First of all, using
delete for anything allocated with
new is undefined behaviour according to C++ standard.
In Visual C++ 7 such pairing can lead to one of the two consequences.
If the type new'ed has trivial constructor and destructor VC++ simply uses
new instead of
new and using
delete for that block works fine -
new just calls "allocate memory",
delete just calls "free memory".
If the type new'ed has a non-trivial constructor or destructor the above trick can't be done - VC++7 has to invoke exactly the right number of destructors. So it prepends the array with a
size_t storing the number of elements. Now the address returned by
new points onto the first element, not onto the beginning of the block. So if
delete is used it only calls the destructor for the first element and the calls "free memory" with the address different from the one returned by "allocate memory" and this leads to some error indicaton inside HeapFree() which I suspect refers to heap corruption.
Yet every here and there one can read false statements that using
new leads to a memory leak. I suspect that anything size of heap corruption is much more important than a fact that the destructor is called for the first element only and possibly the destructors not called didn't free heap-allocated sub-objects.

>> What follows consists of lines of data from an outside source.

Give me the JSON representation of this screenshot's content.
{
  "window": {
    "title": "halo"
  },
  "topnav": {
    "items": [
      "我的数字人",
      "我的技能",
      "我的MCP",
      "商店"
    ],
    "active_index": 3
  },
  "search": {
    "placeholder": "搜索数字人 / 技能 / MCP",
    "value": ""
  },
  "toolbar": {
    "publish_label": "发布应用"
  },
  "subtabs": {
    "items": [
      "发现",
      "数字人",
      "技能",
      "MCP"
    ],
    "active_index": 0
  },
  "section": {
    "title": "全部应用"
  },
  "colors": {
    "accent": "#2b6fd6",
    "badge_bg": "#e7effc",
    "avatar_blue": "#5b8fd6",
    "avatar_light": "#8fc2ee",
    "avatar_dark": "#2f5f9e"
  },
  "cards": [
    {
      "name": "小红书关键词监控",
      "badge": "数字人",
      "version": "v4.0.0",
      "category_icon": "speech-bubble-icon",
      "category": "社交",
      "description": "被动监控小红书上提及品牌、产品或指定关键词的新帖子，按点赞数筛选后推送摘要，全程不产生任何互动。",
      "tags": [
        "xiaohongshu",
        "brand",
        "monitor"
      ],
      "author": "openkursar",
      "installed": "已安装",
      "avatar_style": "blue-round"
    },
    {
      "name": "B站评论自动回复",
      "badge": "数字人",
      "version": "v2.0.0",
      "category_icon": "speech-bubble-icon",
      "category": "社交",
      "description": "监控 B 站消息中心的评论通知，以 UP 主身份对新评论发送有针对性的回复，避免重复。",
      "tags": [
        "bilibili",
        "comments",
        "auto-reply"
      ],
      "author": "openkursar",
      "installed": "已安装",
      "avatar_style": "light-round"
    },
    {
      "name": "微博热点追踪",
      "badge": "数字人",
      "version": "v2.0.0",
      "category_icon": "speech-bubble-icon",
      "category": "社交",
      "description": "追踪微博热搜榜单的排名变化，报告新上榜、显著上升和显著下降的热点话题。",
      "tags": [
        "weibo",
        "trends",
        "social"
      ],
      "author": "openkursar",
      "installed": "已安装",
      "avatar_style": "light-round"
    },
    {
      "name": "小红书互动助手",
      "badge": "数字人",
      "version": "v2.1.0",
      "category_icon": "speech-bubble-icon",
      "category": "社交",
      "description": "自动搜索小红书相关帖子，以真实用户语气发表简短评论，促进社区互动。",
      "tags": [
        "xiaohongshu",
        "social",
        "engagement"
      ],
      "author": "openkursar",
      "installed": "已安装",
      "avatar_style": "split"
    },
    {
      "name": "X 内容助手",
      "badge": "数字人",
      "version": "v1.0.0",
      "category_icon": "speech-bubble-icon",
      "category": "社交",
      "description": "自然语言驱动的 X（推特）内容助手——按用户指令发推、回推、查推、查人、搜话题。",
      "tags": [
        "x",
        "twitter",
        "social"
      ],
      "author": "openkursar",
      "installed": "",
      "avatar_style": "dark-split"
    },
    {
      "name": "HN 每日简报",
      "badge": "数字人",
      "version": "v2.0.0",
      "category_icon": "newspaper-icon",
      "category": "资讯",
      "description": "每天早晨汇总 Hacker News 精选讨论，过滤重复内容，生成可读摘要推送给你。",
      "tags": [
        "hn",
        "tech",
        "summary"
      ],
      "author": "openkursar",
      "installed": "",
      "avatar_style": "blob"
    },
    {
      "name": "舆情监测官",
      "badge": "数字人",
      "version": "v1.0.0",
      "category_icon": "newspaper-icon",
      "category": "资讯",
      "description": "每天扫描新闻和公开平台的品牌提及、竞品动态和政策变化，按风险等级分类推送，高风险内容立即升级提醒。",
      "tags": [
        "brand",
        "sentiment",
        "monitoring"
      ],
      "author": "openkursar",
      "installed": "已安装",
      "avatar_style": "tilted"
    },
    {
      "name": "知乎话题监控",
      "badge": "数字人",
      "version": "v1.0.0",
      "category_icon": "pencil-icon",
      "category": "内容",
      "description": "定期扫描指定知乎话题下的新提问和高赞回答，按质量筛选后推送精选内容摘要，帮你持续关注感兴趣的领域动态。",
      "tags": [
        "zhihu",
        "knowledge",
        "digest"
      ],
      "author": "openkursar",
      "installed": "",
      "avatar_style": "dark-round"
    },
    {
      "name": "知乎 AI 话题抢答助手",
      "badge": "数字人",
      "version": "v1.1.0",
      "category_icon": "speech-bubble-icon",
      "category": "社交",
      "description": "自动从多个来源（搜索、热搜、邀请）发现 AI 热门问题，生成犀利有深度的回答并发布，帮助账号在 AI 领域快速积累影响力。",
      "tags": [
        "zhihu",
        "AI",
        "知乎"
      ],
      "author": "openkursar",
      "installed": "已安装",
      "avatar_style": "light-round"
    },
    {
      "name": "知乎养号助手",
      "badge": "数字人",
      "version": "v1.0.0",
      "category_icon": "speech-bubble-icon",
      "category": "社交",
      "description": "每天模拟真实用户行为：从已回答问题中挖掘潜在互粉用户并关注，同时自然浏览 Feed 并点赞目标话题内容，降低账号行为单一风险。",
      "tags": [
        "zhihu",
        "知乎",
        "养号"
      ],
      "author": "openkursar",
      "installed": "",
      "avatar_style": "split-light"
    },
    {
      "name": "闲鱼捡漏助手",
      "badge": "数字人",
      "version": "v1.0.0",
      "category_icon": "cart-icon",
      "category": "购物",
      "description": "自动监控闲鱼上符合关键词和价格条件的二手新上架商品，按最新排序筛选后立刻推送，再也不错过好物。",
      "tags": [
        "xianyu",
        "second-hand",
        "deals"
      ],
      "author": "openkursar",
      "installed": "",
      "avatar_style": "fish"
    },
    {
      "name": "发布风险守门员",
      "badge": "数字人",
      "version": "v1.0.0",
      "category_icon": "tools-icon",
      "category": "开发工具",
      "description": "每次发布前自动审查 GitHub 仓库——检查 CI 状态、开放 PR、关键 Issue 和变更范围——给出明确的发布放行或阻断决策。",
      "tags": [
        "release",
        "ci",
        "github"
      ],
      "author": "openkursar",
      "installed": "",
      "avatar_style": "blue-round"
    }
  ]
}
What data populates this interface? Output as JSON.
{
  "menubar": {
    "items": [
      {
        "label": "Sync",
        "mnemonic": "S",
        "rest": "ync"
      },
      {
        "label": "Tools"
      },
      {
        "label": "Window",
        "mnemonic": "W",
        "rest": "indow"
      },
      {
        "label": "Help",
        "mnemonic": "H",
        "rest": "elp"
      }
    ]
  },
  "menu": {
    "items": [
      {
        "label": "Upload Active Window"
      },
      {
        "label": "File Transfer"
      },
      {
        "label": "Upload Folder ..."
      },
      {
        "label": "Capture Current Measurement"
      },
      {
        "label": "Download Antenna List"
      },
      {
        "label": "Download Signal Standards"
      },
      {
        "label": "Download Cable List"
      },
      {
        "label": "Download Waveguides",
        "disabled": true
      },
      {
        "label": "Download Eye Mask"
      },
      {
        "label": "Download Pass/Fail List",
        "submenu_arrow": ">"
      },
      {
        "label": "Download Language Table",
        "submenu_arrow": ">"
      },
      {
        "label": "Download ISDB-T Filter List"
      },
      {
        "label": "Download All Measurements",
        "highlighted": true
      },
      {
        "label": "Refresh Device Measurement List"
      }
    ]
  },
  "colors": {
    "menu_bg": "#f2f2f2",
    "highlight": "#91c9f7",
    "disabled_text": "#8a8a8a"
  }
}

How could using
new possibly lead only to a memory leak on some C++ implementation?